Preventing future abuse
A first step for making these facilities safer for patients is to focus on the staff, adding training and increasing pay so “that there’s incentive to do your job and to do it well,” Plummer said.
She also recommended a database be started to track employees who have been fired for mistreating patients, so they can’t simply move to a new facility to start abusing all over again.
She said that if the person who assaulted the Arizona patient isn’t caught, it’s likely that they’re a worker who’s already moved on to another facility.
Teaster mentions increasing the ratio of staff to residents and starting at a young age to teach kids that people with disabilities should be respected.
Both Teaster and Plummer say there needs to be more oversight at these centers.
“People need advocacy if they are going to be in a facility,” Teaster said. “They need advocates, they need people who come and go, who watch for them, because the majority, many of them, are understaffed and overburdened. And when you’re understaffed and overburdened, care and monitoring are not optimal.”
- Arizona’s Family
What is a vegetative state?
Since the story broke, many have confused a vegetative state with being in a coma. They are not the same thing, University of Washington neurologist Dr. Claire Creutzfeldt told INSIDER.
A coma is a period of unconsciousness and unresponsiveness that a person enters into immediately after sustaining a serious brain injury. Eventually, this person will either die, gain consciousness again, or transition into a persistent vegetative state (PVS). Some people may eventually regain consciousness, but that chance deteriorates over time, according to the Brain Foundation.
PVS is different from being in a coma in that a person may open their eyes or respond to some triggers. But there is still no thought going on in their head and they should not feel pain, Creutzfeldt says.
Creutzfeldt said someone in a vegetative state can improve and enter into a “minimally conscious state.” The issue here is that it’s sometimes hard to figure out whether someone is in a PVS or has regained some consciousness, especially if they still have no control over their movement.
In August, the American Academy of Neurology released a new set of guidelines for how to treat people in a PVS, after multiple studies found that about 40% of patients are misdiagnosed as vegetative when they actually have some cognitive function.
One of recent study from 2014 had 13 patients diagnosed as vegetative take a special MRI that created an image of their brain function when responding to questions. These scans were compared with the brain images of healthy individuals. When the vegetative patients were asked to visualize playing tennis, four of the patients’ brains lit up in a way that was similar to the healthy individuals.
That adds another layer to the case. If true for this patient, it means that she may have felt the assault and even know who her attacker is.

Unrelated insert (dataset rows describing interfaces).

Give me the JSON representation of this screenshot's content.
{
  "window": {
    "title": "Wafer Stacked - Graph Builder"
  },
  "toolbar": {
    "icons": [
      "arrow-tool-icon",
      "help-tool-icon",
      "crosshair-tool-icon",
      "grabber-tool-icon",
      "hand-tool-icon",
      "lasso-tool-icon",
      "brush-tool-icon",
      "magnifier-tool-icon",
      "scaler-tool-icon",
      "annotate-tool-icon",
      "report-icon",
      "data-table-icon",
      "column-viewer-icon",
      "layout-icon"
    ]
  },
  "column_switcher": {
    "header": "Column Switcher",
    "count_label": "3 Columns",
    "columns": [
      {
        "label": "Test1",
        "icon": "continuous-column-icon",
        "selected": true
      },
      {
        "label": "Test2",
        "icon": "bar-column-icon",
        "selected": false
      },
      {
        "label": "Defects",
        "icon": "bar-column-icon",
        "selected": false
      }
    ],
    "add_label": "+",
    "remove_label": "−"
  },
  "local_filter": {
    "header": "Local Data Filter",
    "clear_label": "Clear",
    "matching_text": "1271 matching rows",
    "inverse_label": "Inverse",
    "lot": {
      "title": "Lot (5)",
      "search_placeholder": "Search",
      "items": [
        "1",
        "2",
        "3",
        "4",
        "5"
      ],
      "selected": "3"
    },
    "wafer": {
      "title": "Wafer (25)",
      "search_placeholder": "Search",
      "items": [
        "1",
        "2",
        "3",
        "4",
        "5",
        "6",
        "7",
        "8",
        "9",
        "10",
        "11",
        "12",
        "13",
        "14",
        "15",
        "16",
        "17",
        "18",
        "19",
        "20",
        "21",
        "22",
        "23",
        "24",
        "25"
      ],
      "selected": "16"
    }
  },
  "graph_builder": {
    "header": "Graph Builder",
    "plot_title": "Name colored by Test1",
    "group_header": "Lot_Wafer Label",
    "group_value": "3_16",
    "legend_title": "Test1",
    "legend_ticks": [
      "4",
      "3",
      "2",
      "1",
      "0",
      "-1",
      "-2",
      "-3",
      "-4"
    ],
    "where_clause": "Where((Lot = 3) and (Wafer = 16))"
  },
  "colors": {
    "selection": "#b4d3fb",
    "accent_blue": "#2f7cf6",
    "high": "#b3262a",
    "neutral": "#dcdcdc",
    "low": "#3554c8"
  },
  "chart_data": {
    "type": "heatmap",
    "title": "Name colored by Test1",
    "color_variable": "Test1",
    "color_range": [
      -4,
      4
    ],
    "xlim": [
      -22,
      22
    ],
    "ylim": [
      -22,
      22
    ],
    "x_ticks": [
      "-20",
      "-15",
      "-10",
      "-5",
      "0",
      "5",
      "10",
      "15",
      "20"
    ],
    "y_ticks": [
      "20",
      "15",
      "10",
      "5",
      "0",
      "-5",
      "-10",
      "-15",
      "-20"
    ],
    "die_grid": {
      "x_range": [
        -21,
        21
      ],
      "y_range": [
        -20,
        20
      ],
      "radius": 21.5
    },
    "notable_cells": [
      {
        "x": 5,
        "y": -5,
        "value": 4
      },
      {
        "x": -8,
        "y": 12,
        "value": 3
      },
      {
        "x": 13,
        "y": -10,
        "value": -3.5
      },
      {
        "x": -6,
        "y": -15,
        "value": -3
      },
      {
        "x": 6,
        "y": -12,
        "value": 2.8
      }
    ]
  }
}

But there’s almost no chance that she will one day regain consciousness and be able to identify her attacker. Creutzfeldt says the chances of regaining consciousness after being in a vegetative or minimally-conscious state for more than a decade are very slim.
- Read more about the Hacienda Healthcare case:
- Former caregiver of the nursing home patient who gave birth while in a vegetative state says she never could have given consent, and an ex-manager claims the company covered up another sexually inappropriate incident
- Investigators are reportedly looking into whether the woman who gave birth in a vegetative state was assaulted multiple times
- At the Arizona nursing home where a woman gave birth in a vegetative state, an employee was fired in 2013 for making ‘inappropriate, sexual’ comments to patients
- The Arizona nursing facility where a woman gave birth in a vegetative state after presumably being raped had previously been cited for another complaint of inappropriate behavior
- An Arizona nursing home CEO resigned after a woman in a vegetative state for 14 years gave birth